- Easy to change for premium increase: You will have your insurance premiums for several months, giving you time to adjust to the increase in premiums.
Be sure to consider the following issues if you want to use an escrow account to pay your insurance premiums:
- It increases your monthly payment: Breaking down your homeowner’s insurance and property tax payments into smaller payments throughout the year makes them easier to manage, but it also means higher monthly payments.
- Compare the errors: Your escrow fee covers the lender’s estimate of your annual insurance premium. Your loan payments will increase if the rate goes up or the lender gives you the wrong number.
- Don’t be fooled: You still need to stay on top of your payment and withdrawal dates from your escrow account to make sure the money is paid.
Do I need to have home insurance when I pay off my mortgage?
You are free to cancel your homeowner’s insurance once you pay off your mortgage. But before doing this, it is important to consider the consequences of leaving your home without insurance.
Homeowners insurance protects everything in your home against damage from fire, theft, vandalism, and many other perils. It also pays for lodging while your home is being repaired or rebuilt if it was damaged by a covered event.
In addition, home insurance policies include coverage that can pay for medical treatment if someone is injured on your property – and cover your costs if they sue. It also covers damage that you, your family members, or your pets cause to other people or their property.
Learn more: Is Homeowners Insurance Necessary?
Homeowners insurance coverage FAQs
Here are answers to frequently asked questions about homeowner’s insurance and escrow accounts:
What if the borrower does not pay on time?
If the borrower pays late or misses a payment, then they are responsible for any penalties the insurance company imposes.

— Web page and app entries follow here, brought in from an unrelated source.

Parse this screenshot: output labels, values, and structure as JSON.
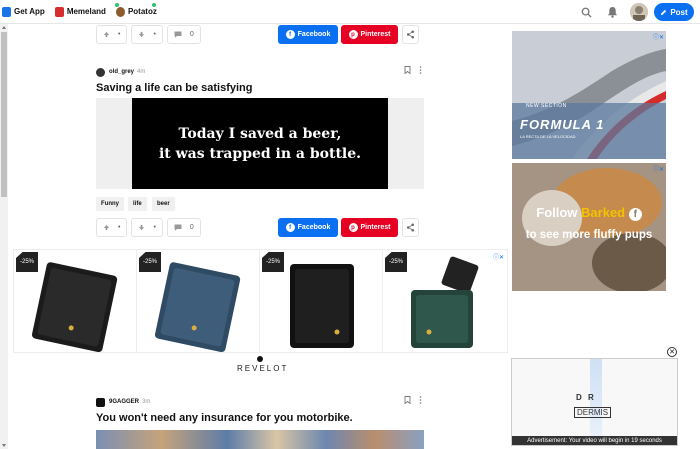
{
  "topbar": {
    "items": [
      {
        "label": "Get App",
        "icon": "phone-icon",
        "color": "#1a73e8"
      },
      {
        "label": "Memeland",
        "icon": "flag-icon",
        "color": "#d32f2f"
      },
      {
        "label": "Potatoz",
        "icon": "potato-icon",
        "color": "#8d5a2b"
      }
    ],
    "post_label": "Post"
  },
  "post1": {
    "actions": {
      "up": "•",
      "down": "•",
      "comments": "0"
    },
    "facebook_label": "Facebook",
    "pinterest_label": "Pinterest"
  },
  "post2": {
    "author": "old_grey",
    "age": "4m",
    "title": "Saving a life can be satisfying",
    "image_text_line1": "Today I saved a beer,",
    "image_text_line2": "it was trapped in a bottle.",
    "tags": [
      "Funny",
      "life",
      "beer"
    ],
    "actions": {
      "up": "•",
      "down": "•",
      "comments": "0"
    },
    "facebook_label": "Facebook",
    "pinterest_label": "Pinterest"
  },
  "ad_row": {
    "badges": [
      "-25%",
      "-25%",
      "-25%",
      "-25%"
    ],
    "brand": "REVELOT"
  },
  "post3": {
    "author": "9GAGGER",
    "age": "3m",
    "title": "You won't need any insurance for you motorbike."
  },
  "side_ads": {
    "f1_small": "NEW SECTION",
    "f1_title": "FORMULA 1",
    "f1_sub": "LA RECTA DE LA VELOCIDAD",
    "barked_line1": "Follow ",
    "barked_brand": "Barked",
    "barked_line2": "to see more fluffy pups"
  },
  "video_ad": {
    "logo_top": "D R",
    "logo_bottom": "DERMIS",
    "caption": "Advertisement: Your video will begin in 19 seconds"
  },
  "colors": {
    "accent": "#0a6ff0",
    "pinterest": "#e60023"
  }
}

Contact the lender or agent to resolve the matter in a timely manner.
If late or missed payments cause your policy to be canceled, your lender must contact your insurer to reinstate the policy or purchase a new policy on your behalf, according to the Office of the Comptroller of the Currency.
How do I know which homeowner’s insurance policy to use?
Your mortgage lender will let you know what type of insurance you need to have: actual cash value, which covers the reduced value of your home and property, or replacement value, which covers the full cost of repairs or replacements.
Next, determine how much coverage you need based on the value of your home and property, and then get quotes from multiple insurance companies to compare prices.
See: Home Insurance Replacement Cost vs. Real Value of Money
What if I want to change my homeowner’s insurance company?
When you select a new insurance policy and policy, select the effective date for the new policy, and confirm when it will be effective. Then ask your homeowner’s insurance agent to request that your current policy be canceled on or after that date.
Remember to contact your lender to inform them of the change in insurance before it takes effect. You may need to provide a written statement with your new website to verify your recent registration.
Disclaimer: All insurance related services are provided through Young Alfred.